= Exercise =
Word for word, print all of the entries below.

Dataset rows describing interfaces
- - - - -

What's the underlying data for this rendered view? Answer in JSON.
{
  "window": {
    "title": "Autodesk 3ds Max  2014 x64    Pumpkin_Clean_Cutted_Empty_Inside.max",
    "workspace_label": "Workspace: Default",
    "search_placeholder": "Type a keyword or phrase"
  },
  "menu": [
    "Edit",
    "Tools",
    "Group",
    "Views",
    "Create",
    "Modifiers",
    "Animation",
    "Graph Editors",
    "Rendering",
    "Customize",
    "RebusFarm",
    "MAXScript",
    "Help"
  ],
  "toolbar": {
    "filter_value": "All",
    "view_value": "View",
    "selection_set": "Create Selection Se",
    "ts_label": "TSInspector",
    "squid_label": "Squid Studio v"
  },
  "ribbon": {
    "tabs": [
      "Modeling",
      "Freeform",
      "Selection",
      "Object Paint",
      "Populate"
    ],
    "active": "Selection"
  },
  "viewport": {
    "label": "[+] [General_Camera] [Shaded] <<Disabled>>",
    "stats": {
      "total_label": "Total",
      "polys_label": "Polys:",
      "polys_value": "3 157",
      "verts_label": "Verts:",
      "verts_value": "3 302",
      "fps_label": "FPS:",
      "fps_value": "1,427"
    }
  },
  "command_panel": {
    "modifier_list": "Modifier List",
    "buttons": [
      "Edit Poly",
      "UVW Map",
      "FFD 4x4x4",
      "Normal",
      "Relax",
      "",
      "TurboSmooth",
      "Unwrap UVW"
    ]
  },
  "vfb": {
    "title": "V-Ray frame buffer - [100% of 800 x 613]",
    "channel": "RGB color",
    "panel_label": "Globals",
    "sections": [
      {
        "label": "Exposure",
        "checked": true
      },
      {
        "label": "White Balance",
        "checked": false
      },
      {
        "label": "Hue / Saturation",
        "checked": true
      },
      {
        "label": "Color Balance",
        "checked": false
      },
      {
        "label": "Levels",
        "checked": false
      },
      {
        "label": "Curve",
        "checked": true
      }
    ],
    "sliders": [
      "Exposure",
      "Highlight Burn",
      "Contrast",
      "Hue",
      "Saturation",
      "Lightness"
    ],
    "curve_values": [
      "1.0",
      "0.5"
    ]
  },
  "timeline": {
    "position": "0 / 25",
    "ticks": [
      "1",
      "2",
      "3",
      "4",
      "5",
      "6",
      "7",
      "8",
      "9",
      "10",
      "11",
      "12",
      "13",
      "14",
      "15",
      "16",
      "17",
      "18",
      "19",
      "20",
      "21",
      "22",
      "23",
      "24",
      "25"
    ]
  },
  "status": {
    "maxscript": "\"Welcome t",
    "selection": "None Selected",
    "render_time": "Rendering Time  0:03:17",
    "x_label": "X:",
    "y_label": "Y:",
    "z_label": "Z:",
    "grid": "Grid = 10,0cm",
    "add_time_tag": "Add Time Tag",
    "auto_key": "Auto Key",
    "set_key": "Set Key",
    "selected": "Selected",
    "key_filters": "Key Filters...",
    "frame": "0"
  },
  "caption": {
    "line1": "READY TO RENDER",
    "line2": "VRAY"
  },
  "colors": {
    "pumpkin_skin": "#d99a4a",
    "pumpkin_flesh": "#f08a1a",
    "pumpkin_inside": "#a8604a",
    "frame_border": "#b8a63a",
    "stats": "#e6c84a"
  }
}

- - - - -

= The answer =
What's the underlying data for this rendered view? Answer in JSON.
{
  "window": {
    "title": "Autodesk 3ds Max  2014 x64    Pumpkin_Clean_Cutted_Empty_Inside.max",
    "workspace_label": "Workspace: Default",
    "search_placeholder": "Type a keyword or phrase"
  },
  "menu": [
    "Edit",
    "Tools",
    "Group",
    "Views",
    "Create",
    "Modifiers",
    "Animation",
    "Graph Editors",
    "Rendering",
    "Customize",
    "RebusFarm",
    "MAXScript",
    "Help"
  ],
  "toolbar": {
    "filter_value": "All",
    "view_value": "View",
    "selection_set": "Create Selection Se",
    "ts_label": "TSInspector",
    "squid_label": "Squid Studio v"
  },
  "ribbon": {
    "tabs": [
      "Modeling",
      "Freeform",
      "Selection",
      "Object Paint",
      "Populate"
    ],
    "active": "Selection"
  },
  "viewport": {
    "label": "[+] [General_Camera] [Shaded] <<Disabled>>",
    "stats": {
      "total_label": "Total",
      "polys_label": "Polys:",
      "polys_value": "3 157",
      "verts_label": "Verts:",
      "verts_value": "3 302",
      "fps_label": "FPS:",
      "fps_value": "1,427"
    }
  },
  "command_panel": {
    "modifier_list": "Modifier List",
    "buttons": [
      "Edit Poly",
      "UVW Map",
      "FFD 4x4x4",
      "Normal",
      "Relax",
      "",
      "TurboSmooth",
      "Unwrap UVW"
    ]
  },
  "vfb": {
    "title": "V-Ray frame buffer - [100% of 800 x 613]",
    "channel": "RGB color",
    "panel_label": "Globals",
    "sections": [
      {
        "label": "Exposure",
        "checked": true
      },
      {
        "label": "White Balance",
        "checked": false
      },
      {
        "label": "Hue / Saturation",
        "checked": true
      },
      {
        "label": "Color Balance",
        "checked": false
      },
      {
        "label": "Levels",
        "checked": false
      },
      {
        "label": "Curve",
        "checked": true
      }
    ],
    "sliders": [
      "Exposure",
      "Highlight Burn",
      "Contrast",
      "Hue",
      "Saturation",
      "Lightness"
    ],
    "curve_values": [
      "1.0",
      "0.5"
    ]
  },
  "timeline": {
    "position": "0 / 25",
    "ticks": [
      "1",
      "2",
      "3",
      "4",
      "5",
      "6",
      "7",
      "8",
      "9",
      "10",
      "11",
      "12",
      "13",
      "14",
      "15",
      "16",
      "17",
      "18",
      "19",
      "20",
      "21",
      "22",
      "23",
      "24",
      "25"
    ]
  },
  "status": {
    "maxscript": "\"Welcome t",
    "selection": "None Selected",
    "render_time": "Rendering Time  0:03:17",
    "x_label": "X:",
    "y_label": "Y:",
    "z_label": "Z:",
    "grid": "Grid = 10,0cm",
    "add_time_tag": "Add Time Tag",
    "auto_key": "Auto Key",
    "set_key": "Set Key",
    "selected": "Selected",
    "key_filters": "Key Filters...",
    "frame": "0"
  },
  "caption": {
    "line1": "READY TO RENDER",
    "line2": "VRAY"
  },
  "colors": {
    "pumpkin_skin": "#d99a4a",
    "pumpkin_flesh": "#f08a1a",
    "pumpkin_inside": "#a8604a",
    "frame_border": "#b8a63a",
    "stats": "#e6c84a"
  }
}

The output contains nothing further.